▸ AIM OF THE EXERCISE: What is needed here is every entry, retyped exactly.
(GIVEN DATA Opens)
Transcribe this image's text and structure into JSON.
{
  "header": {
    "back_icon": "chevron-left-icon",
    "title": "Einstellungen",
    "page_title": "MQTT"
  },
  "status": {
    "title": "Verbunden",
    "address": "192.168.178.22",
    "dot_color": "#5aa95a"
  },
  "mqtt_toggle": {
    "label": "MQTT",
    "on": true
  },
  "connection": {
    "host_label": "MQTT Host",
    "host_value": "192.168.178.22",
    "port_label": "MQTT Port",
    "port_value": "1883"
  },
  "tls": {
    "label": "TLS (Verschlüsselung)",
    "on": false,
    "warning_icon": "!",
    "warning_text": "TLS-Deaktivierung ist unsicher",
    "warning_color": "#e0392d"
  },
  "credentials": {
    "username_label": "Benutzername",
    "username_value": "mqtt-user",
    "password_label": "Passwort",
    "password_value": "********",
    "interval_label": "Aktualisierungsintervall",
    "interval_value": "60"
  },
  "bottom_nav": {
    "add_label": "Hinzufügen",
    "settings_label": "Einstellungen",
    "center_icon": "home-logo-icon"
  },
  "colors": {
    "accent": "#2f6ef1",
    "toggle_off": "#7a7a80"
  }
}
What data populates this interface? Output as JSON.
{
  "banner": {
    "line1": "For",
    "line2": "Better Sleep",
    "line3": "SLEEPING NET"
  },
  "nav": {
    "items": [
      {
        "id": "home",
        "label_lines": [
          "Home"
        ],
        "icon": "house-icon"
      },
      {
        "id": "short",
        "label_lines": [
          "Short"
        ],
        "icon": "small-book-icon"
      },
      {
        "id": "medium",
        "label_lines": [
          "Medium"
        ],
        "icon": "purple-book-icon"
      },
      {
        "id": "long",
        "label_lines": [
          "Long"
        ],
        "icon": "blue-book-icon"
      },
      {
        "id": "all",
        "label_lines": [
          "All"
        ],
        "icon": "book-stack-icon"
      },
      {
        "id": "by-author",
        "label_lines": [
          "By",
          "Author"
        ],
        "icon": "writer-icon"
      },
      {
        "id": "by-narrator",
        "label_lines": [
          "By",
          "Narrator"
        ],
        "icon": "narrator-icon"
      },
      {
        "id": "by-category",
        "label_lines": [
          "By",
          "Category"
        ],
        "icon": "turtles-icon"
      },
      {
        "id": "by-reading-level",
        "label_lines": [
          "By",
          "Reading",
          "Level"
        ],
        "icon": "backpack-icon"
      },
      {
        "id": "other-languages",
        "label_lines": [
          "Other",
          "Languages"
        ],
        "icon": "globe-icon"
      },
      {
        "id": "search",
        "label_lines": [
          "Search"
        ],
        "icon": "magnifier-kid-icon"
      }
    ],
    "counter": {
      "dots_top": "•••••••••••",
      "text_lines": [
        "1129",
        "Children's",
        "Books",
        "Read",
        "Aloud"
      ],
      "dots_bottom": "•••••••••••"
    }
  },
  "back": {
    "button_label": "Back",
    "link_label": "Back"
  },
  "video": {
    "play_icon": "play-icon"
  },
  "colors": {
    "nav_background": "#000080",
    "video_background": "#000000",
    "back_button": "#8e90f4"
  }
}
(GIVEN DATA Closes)
▸ RESPONSE AREA:
Transcribe this image's text and structure into JSON.
{
  "header": {
    "back_icon": "chevron-left-icon",
    "title": "Einstellungen",
    "page_title": "MQTT"
  },
  "status": {
    "title": "Verbunden",
    "address": "192.168.178.22",
    "dot_color": "#5aa95a"
  },
  "mqtt_toggle": {
    "label": "MQTT",
    "on": true
  },
  "connection": {
    "host_label": "MQTT Host",
    "host_value": "192.168.178.22",
    "port_label": "MQTT Port",
    "port_value": "1883"
  },
  "tls": {
    "label": "TLS (Verschlüsselung)",
    "on": false,
    "warning_icon": "!",
    "warning_text": "TLS-Deaktivierung ist unsicher",
    "warning_color": "#e0392d"
  },
  "credentials": {
    "username_label": "Benutzername",
    "username_value": "mqtt-user",
    "password_label": "Passwort",
    "password_value": "********",
    "interval_label": "Aktualisierungsintervall",
    "interval_value": "60"
  },
  "bottom_nav": {
    "add_label": "Hinzufügen",
    "settings_label": "Einstellungen",
    "center_icon": "home-logo-icon"
  },
  "colors": {
    "accent": "#2f6ef1",
    "toggle_off": "#7a7a80"
  }
}
What data populates this interface? Output as JSON.
{
  "banner": {
    "line1": "For",
    "line2": "Better Sleep",
    "line3": "SLEEPING NET"
  },
  "nav": {
    "items": [
      {
        "id": "home",
        "label_lines": [
          "Home"
        ],
        "icon": "house-icon"
      },
      {
        "id": "short",
        "label_lines": [
          "Short"
        ],
        "icon": "small-book-icon"
      },
      {
        "id": "medium",
        "label_lines": [
          "Medium"
        ],
        "icon": "purple-book-icon"
      },
      {
        "id": "long",
        "label_lines": [
          "Long"
        ],
        "icon": "blue-book-icon"
      },
      {
        "id": "all",
        "label_lines": [
          "All"
        ],
        "icon": "book-stack-icon"
      },
      {
        "id": "by-author",
        "label_lines": [
          "By",
          "Author"
        ],
        "icon": "writer-icon"
      },
      {
        "id": "by-narrator",
        "label_lines": [
          "By",
          "Narrator"
        ],
        "icon": "narrator-icon"
      },
      {
        "id": "by-category",
        "label_lines": [
          "By",
          "Category"
        ],
        "icon": "turtles-icon"
      },
      {
        "id": "by-reading-level",
        "label_lines": [
          "By",
          "Reading",
          "Level"
        ],
        "icon": "backpack-icon"
      },
      {
        "id": "other-languages",
        "label_lines": [
          "Other",
          "Languages"
        ],
        "icon": "globe-icon"
      },
      {
        "id": "search",
        "label_lines": [
          "Search"
        ],
        "icon": "magnifier-kid-icon"
      }
    ],
    "counter": {
      "dots_top": "•••••••••••",
      "text_lines": [
        "1129",
        "Children's",
        "Books",
        "Read",
        "Aloud"
      ],
      "dots_bottom": "•••••••••••"
    }
  },
  "back": {
    "button_label": "Back",
    "link_label": "Back"
  },
  "video": {
    "play_icon": "play-icon"
  },
  "colors": {
    "nav_background": "#000080",
    "video_background": "#000000",
    "back_button": "#8e90f4"
  }
}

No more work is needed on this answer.